[Listed records Boundary: Start]

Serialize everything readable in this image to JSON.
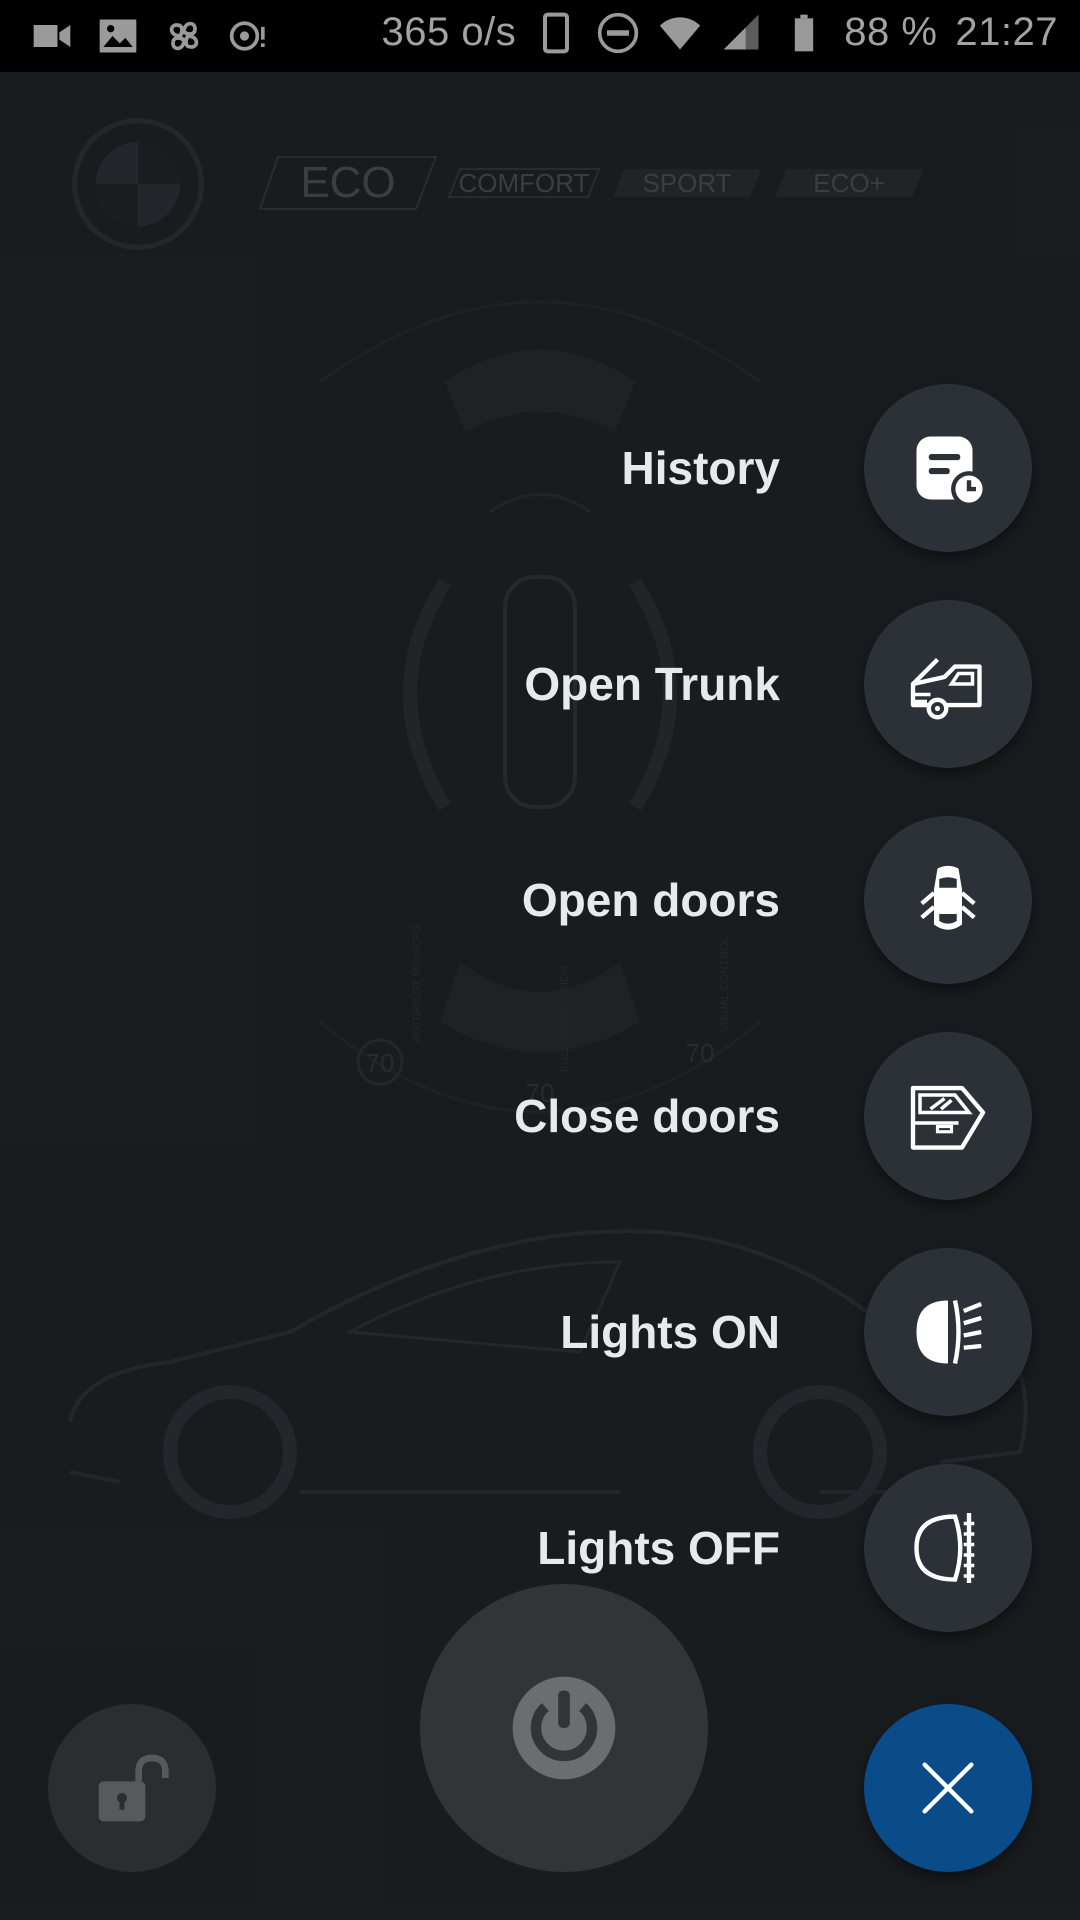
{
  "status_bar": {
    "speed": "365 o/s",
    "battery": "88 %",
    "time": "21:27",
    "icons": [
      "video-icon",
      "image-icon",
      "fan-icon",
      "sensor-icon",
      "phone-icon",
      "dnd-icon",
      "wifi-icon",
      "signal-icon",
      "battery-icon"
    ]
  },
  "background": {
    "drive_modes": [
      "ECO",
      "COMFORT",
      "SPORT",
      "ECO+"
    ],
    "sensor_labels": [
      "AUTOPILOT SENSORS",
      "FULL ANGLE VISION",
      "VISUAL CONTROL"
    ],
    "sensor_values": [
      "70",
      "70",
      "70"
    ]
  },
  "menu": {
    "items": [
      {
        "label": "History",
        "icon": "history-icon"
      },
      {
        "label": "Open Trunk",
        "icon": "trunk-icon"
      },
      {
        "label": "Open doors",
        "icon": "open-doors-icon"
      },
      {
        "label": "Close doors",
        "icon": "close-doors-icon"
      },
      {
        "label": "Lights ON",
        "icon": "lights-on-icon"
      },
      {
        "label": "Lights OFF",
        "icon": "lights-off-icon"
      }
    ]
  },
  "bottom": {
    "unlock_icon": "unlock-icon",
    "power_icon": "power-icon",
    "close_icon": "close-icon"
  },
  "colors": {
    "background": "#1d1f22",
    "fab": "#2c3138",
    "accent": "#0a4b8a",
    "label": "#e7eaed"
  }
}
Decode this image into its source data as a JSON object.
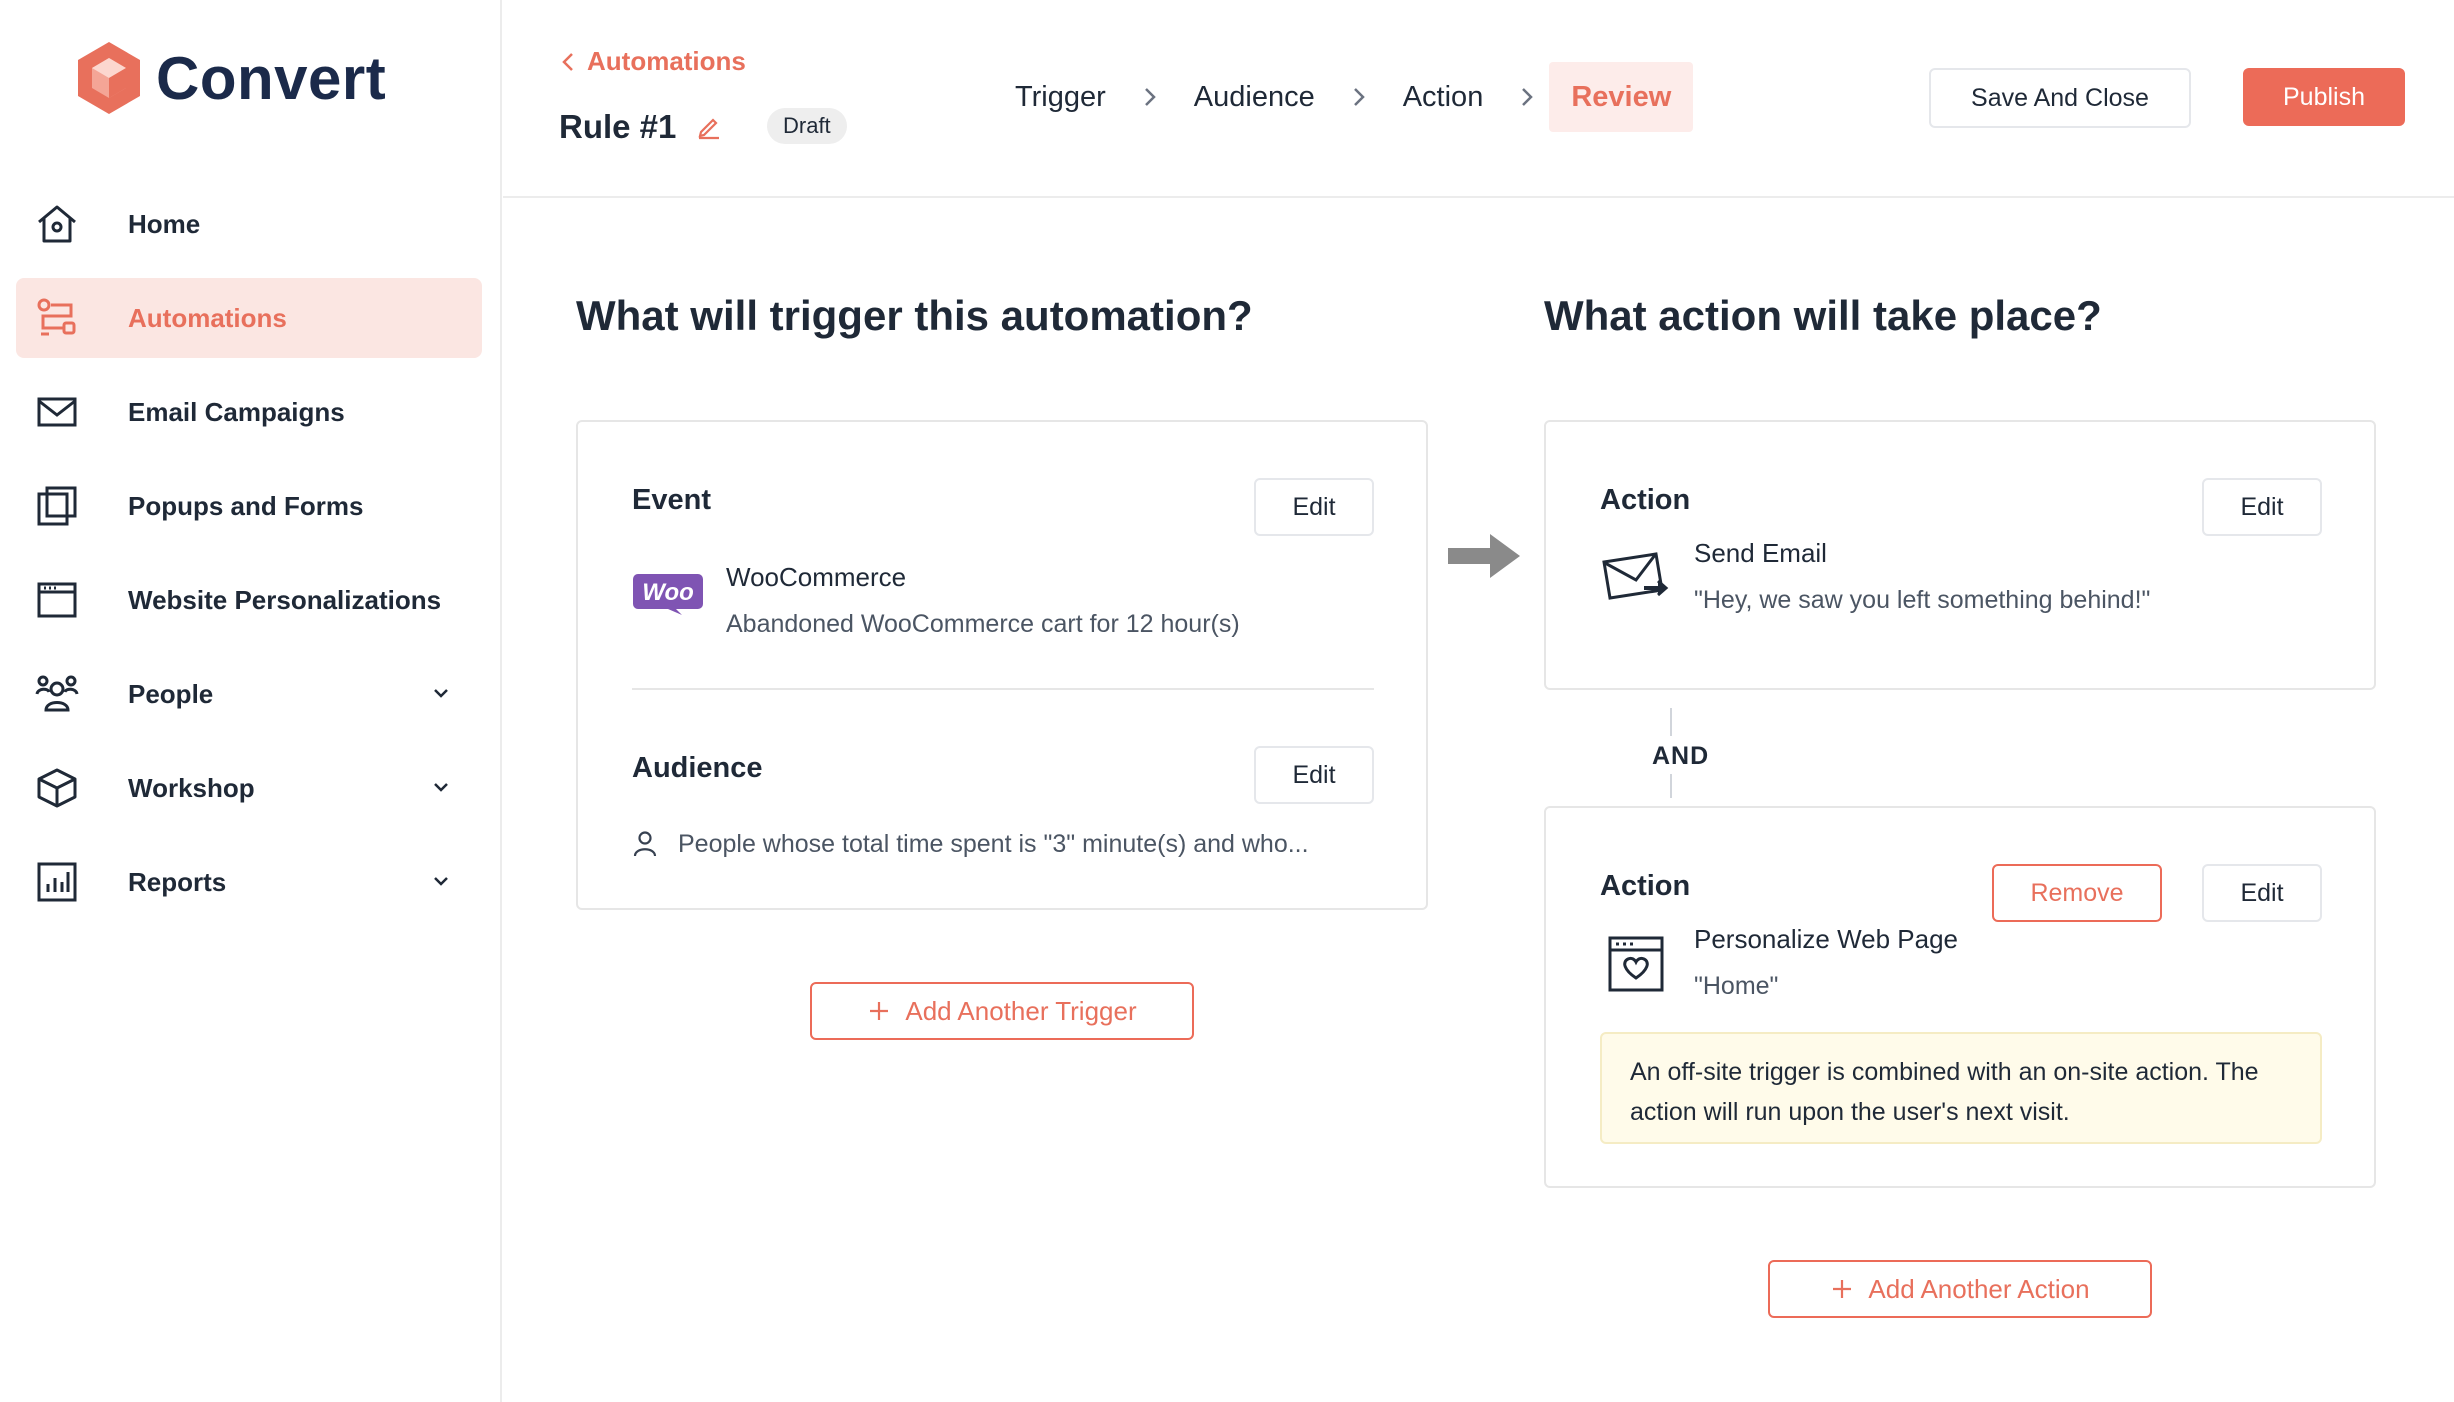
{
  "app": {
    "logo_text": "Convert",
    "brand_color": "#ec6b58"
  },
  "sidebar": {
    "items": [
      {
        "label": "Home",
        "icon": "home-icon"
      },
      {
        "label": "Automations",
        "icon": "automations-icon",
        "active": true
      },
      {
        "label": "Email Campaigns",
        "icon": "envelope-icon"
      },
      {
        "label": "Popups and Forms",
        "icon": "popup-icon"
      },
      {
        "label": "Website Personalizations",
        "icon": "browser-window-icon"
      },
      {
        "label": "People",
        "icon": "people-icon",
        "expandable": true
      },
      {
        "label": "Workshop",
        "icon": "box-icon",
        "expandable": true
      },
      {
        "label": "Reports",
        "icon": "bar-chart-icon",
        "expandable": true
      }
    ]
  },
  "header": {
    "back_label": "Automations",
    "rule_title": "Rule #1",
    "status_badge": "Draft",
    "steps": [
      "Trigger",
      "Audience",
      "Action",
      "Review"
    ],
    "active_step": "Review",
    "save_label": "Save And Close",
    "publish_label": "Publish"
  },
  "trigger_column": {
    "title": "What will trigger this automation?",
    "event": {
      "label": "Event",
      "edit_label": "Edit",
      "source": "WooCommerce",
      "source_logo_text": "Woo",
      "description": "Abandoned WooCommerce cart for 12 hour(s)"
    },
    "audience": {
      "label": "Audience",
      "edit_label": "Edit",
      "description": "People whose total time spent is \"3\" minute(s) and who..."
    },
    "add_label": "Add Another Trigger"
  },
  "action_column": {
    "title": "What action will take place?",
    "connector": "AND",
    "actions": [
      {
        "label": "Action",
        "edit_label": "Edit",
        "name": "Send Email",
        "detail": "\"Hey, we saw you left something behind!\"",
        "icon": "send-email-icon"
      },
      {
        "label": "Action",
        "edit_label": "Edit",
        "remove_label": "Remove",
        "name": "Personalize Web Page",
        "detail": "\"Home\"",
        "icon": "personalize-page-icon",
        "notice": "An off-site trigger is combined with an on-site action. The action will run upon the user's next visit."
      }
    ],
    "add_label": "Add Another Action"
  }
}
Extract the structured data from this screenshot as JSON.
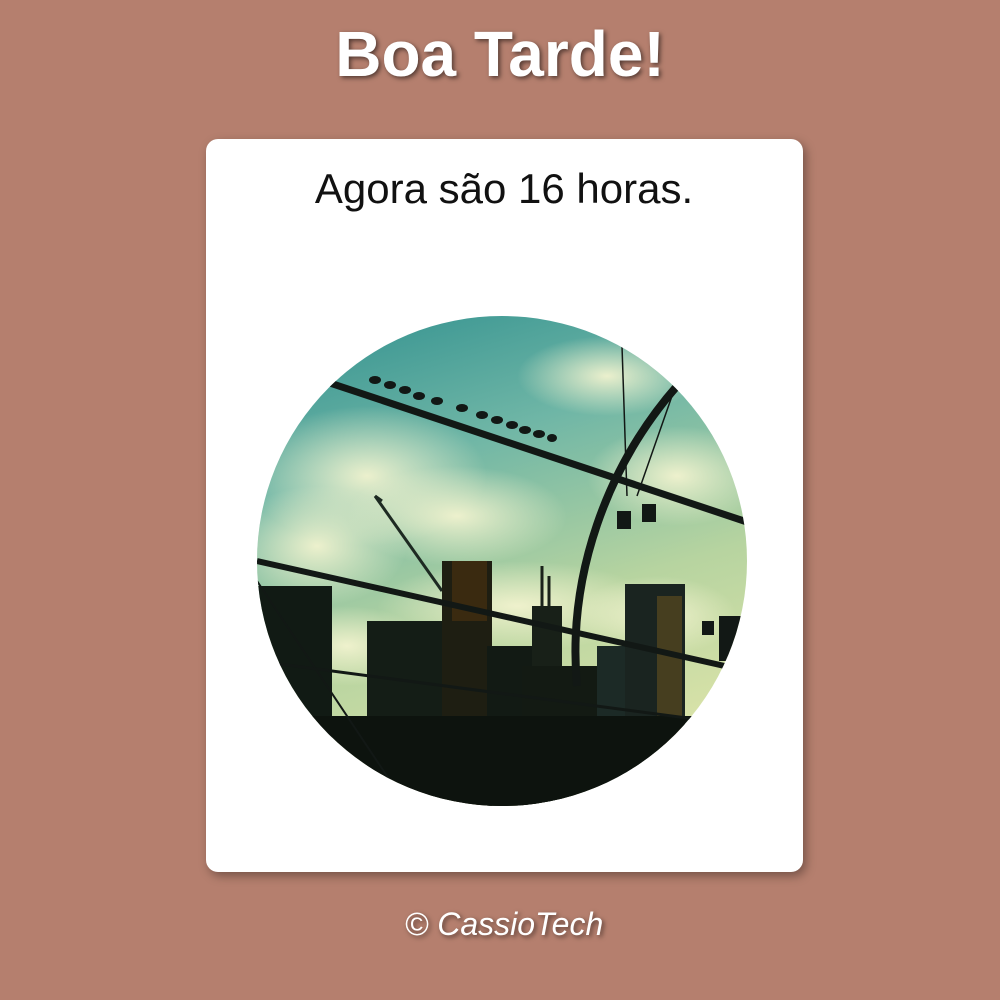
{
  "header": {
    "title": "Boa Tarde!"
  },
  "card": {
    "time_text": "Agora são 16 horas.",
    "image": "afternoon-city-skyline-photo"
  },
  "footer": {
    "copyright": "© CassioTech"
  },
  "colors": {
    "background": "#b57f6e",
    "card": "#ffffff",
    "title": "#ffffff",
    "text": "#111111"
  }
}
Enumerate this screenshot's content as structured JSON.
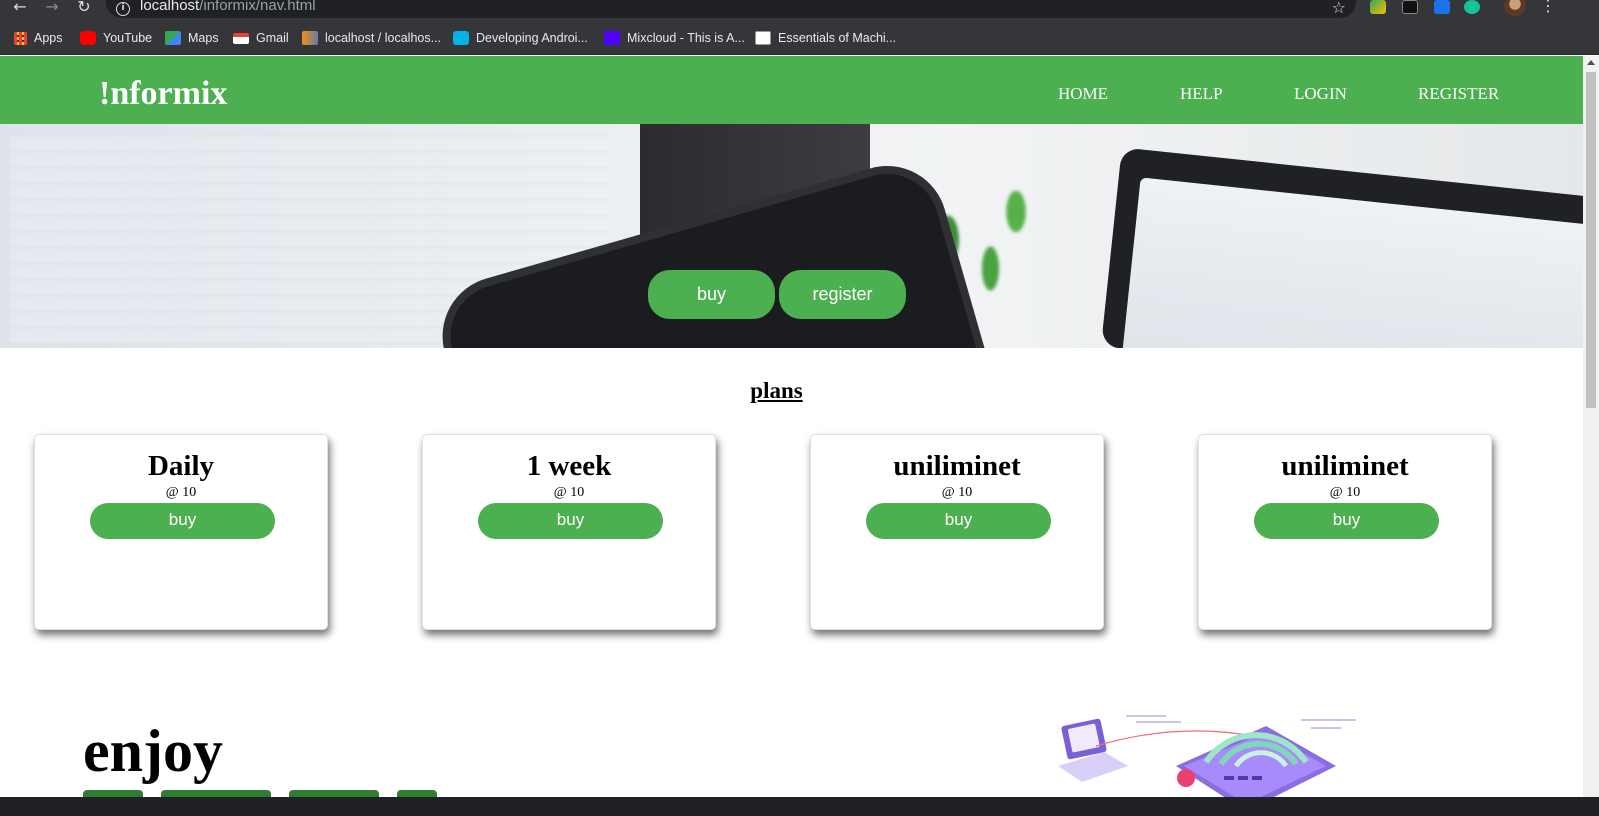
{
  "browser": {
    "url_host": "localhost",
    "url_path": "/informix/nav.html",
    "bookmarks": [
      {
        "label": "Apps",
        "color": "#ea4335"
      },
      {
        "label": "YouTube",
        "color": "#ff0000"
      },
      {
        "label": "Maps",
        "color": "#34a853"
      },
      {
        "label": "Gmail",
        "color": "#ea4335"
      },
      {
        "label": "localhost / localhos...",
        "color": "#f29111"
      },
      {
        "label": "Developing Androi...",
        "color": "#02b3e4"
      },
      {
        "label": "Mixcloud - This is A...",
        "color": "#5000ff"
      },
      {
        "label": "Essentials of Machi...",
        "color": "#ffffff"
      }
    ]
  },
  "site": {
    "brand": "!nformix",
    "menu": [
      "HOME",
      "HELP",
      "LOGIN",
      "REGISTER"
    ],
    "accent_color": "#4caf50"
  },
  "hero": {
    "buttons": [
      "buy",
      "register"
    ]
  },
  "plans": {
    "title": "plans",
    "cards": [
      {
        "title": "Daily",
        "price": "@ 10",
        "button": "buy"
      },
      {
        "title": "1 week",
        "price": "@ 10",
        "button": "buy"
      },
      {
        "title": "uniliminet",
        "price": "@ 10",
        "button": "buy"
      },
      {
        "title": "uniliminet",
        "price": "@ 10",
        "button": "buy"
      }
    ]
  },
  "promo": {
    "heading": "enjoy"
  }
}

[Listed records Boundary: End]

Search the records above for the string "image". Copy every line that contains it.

→ **Response**
Serialize everything readable in this image to JSON.
      "image-icon",
Decode this image into its source data as a JSON object.
    "image": "afternoon-city-skyline-photo"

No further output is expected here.